Records shown
★ ★ ★

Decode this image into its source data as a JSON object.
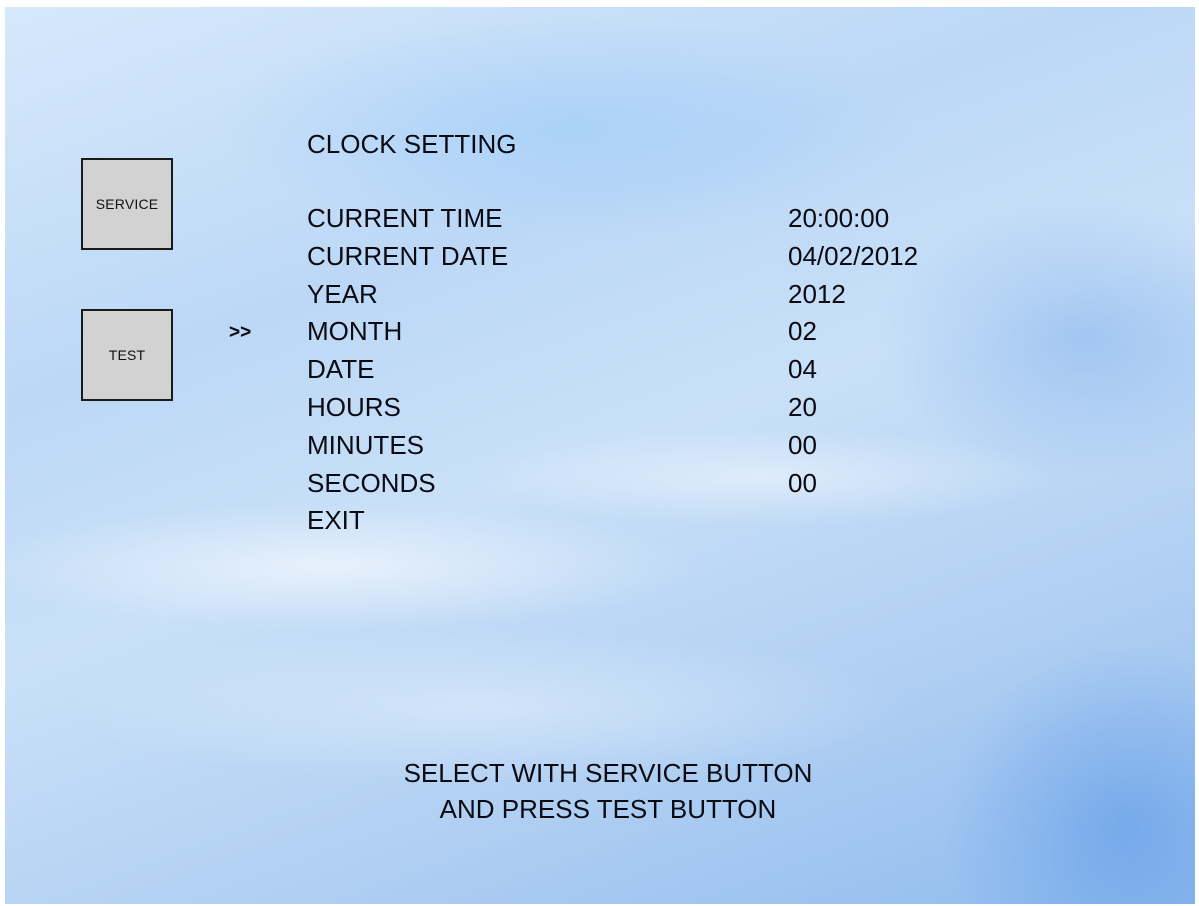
{
  "side_buttons": {
    "service_label": "SERVICE",
    "test_label": "TEST"
  },
  "screen": {
    "title": "CLOCK SETTING",
    "cursor": ">>",
    "selected_index": 3,
    "items": [
      {
        "label": "CURRENT TIME",
        "value": "20:00:00"
      },
      {
        "label": "CURRENT DATE",
        "value": "04/02/2012"
      },
      {
        "label": "YEAR",
        "value": "2012"
      },
      {
        "label": "MONTH",
        "value": "02"
      },
      {
        "label": "DATE",
        "value": "04"
      },
      {
        "label": "HOURS",
        "value": "20"
      },
      {
        "label": "MINUTES",
        "value": "00"
      },
      {
        "label": "SECONDS",
        "value": "00"
      },
      {
        "label": "EXIT",
        "value": ""
      }
    ],
    "instructions": {
      "line1": "SELECT WITH SERVICE BUTTON",
      "line2": "AND PRESS TEST BUTTON"
    }
  }
}
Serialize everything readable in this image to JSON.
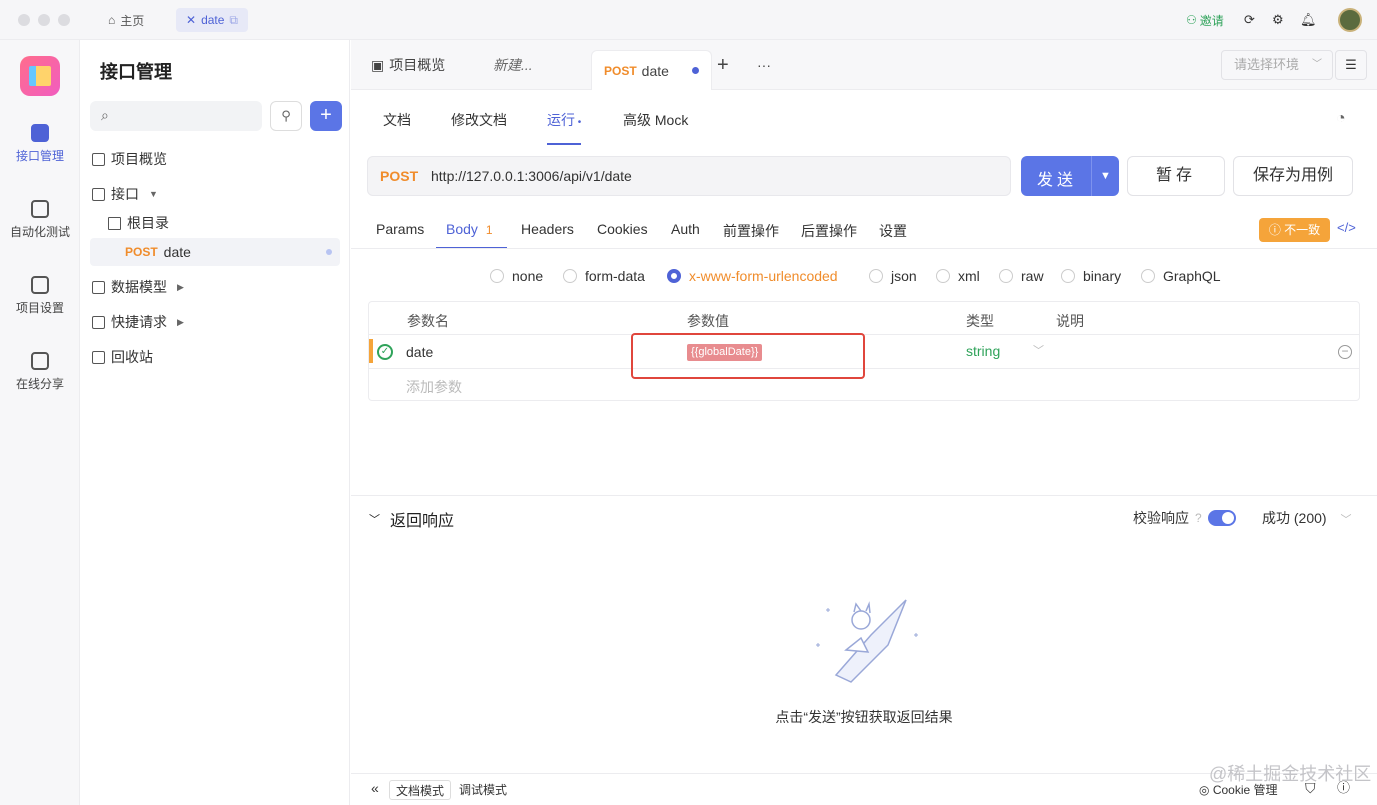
{
  "titlebar": {
    "home_label": "主页",
    "tab_label": "date",
    "invite_label": "邀请"
  },
  "rail": {
    "items": [
      {
        "label": "接口管理"
      },
      {
        "label": "自动化测试"
      },
      {
        "label": "项目设置"
      },
      {
        "label": "在线分享"
      }
    ]
  },
  "sidebar": {
    "title": "接口管理",
    "tree": [
      {
        "label": "项目概览"
      },
      {
        "label": "接口"
      },
      {
        "label": "根目录"
      },
      {
        "method": "POST",
        "label": "date"
      },
      {
        "label": "数据模型"
      },
      {
        "label": "快捷请求"
      },
      {
        "label": "回收站"
      }
    ]
  },
  "request_tabs": [
    {
      "label": "项目概览"
    },
    {
      "label": "新建..."
    },
    {
      "method": "POST",
      "label": "date"
    }
  ],
  "env_placeholder": "请选择环境",
  "sub_tabs": [
    "文档",
    "修改文档",
    "运行",
    "高级 Mock"
  ],
  "request": {
    "method": "POST",
    "url": "http://127.0.0.1:3006/api/v1/date",
    "send_label": "发送",
    "save_label": "暂存",
    "save_case_label": "保存为用例"
  },
  "param_tabs": [
    {
      "label": "Params"
    },
    {
      "label": "Body",
      "count": "1"
    },
    {
      "label": "Headers"
    },
    {
      "label": "Cookies"
    },
    {
      "label": "Auth"
    },
    {
      "label": "前置操作"
    },
    {
      "label": "后置操作"
    },
    {
      "label": "设置"
    }
  ],
  "inconsistent_label": "不一致",
  "body_types": [
    "none",
    "form-data",
    "x-www-form-urlencoded",
    "json",
    "xml",
    "raw",
    "binary",
    "GraphQL"
  ],
  "body_types_selected": "x-www-form-urlencoded",
  "table": {
    "headers": [
      "参数名",
      "参数值",
      "类型",
      "说明"
    ],
    "rows": [
      {
        "name": "date",
        "value": "{{globalDate}}",
        "type": "string",
        "desc": ""
      }
    ],
    "add_placeholder": "添加参数"
  },
  "response": {
    "title": "返回响应",
    "verify_label": "校验响应",
    "status_label": "成功 (200)",
    "empty_text": "点击“发送”按钮获取返回结果"
  },
  "footer": {
    "doc_mode": "文档模式",
    "debug_mode": "调试模式",
    "cookie_label": "Cookie 管理"
  },
  "watermark": "@稀土掘金技术社区",
  "colors": {
    "accent": "#5b75e6",
    "method": "#f08c2b",
    "highlight": "#e0463c"
  }
}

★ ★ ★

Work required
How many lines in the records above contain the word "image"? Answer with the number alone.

Answer space
2